⟨

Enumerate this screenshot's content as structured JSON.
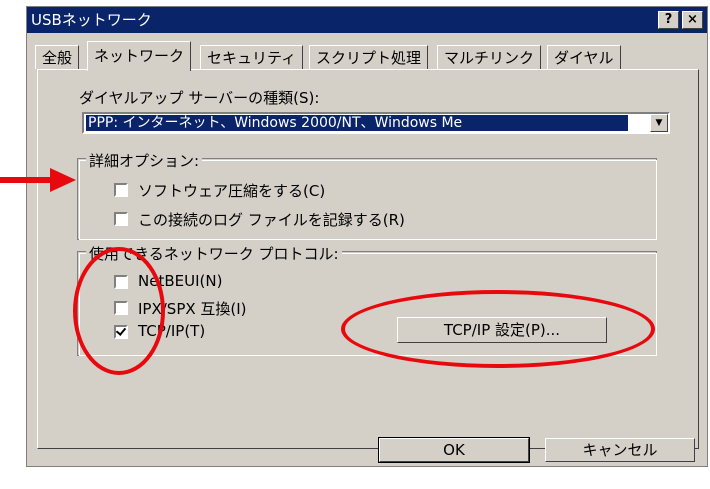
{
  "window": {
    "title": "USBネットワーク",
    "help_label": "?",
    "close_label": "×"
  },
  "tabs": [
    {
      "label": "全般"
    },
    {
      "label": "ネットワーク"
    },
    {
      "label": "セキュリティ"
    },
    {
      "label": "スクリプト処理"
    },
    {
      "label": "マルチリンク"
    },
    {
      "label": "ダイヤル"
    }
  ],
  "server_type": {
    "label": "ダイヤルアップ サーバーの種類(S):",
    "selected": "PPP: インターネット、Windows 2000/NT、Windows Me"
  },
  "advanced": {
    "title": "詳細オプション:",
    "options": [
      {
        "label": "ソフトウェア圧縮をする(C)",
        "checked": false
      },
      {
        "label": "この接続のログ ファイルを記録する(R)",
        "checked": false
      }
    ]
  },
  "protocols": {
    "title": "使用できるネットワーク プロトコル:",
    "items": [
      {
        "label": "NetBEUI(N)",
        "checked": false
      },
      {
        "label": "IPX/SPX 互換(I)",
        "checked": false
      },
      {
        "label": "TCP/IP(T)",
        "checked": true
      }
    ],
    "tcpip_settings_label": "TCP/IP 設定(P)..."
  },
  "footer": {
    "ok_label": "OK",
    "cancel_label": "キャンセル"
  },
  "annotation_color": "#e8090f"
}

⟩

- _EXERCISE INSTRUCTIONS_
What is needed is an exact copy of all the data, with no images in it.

- _PROBLEM SOLUTION_
Enumerate this screenshot's content as structured JSON.
{
  "window": {
    "title": "USBネットワーク",
    "help_label": "?",
    "close_label": "×"
  },
  "tabs": [
    {
      "label": "全般"
    },
    {
      "label": "ネットワーク"
    },
    {
      "label": "セキュリティ"
    },
    {
      "label": "スクリプト処理"
    },
    {
      "label": "マルチリンク"
    },
    {
      "label": "ダイヤル"
    }
  ],
  "server_type": {
    "label": "ダイヤルアップ サーバーの種類(S):",
    "selected": "PPP: インターネット、Windows 2000/NT、Windows Me"
  },
  "advanced": {
    "title": "詳細オプション:",
    "options": [
      {
        "label": "ソフトウェア圧縮をする(C)",
        "checked": false
      },
      {
        "label": "この接続のログ ファイルを記録する(R)",
        "checked": false
      }
    ]
  },
  "protocols": {
    "title": "使用できるネットワーク プロトコル:",
    "items": [
      {
        "label": "NetBEUI(N)",
        "checked": false
      },
      {
        "label": "IPX/SPX 互換(I)",
        "checked": false
      },
      {
        "label": "TCP/IP(T)",
        "checked": true
      }
    ],
    "tcpip_settings_label": "TCP/IP 設定(P)..."
  },
  "footer": {
    "ok_label": "OK",
    "cancel_label": "キャンセル"
  },
  "annotation_color": "#e8090f"
}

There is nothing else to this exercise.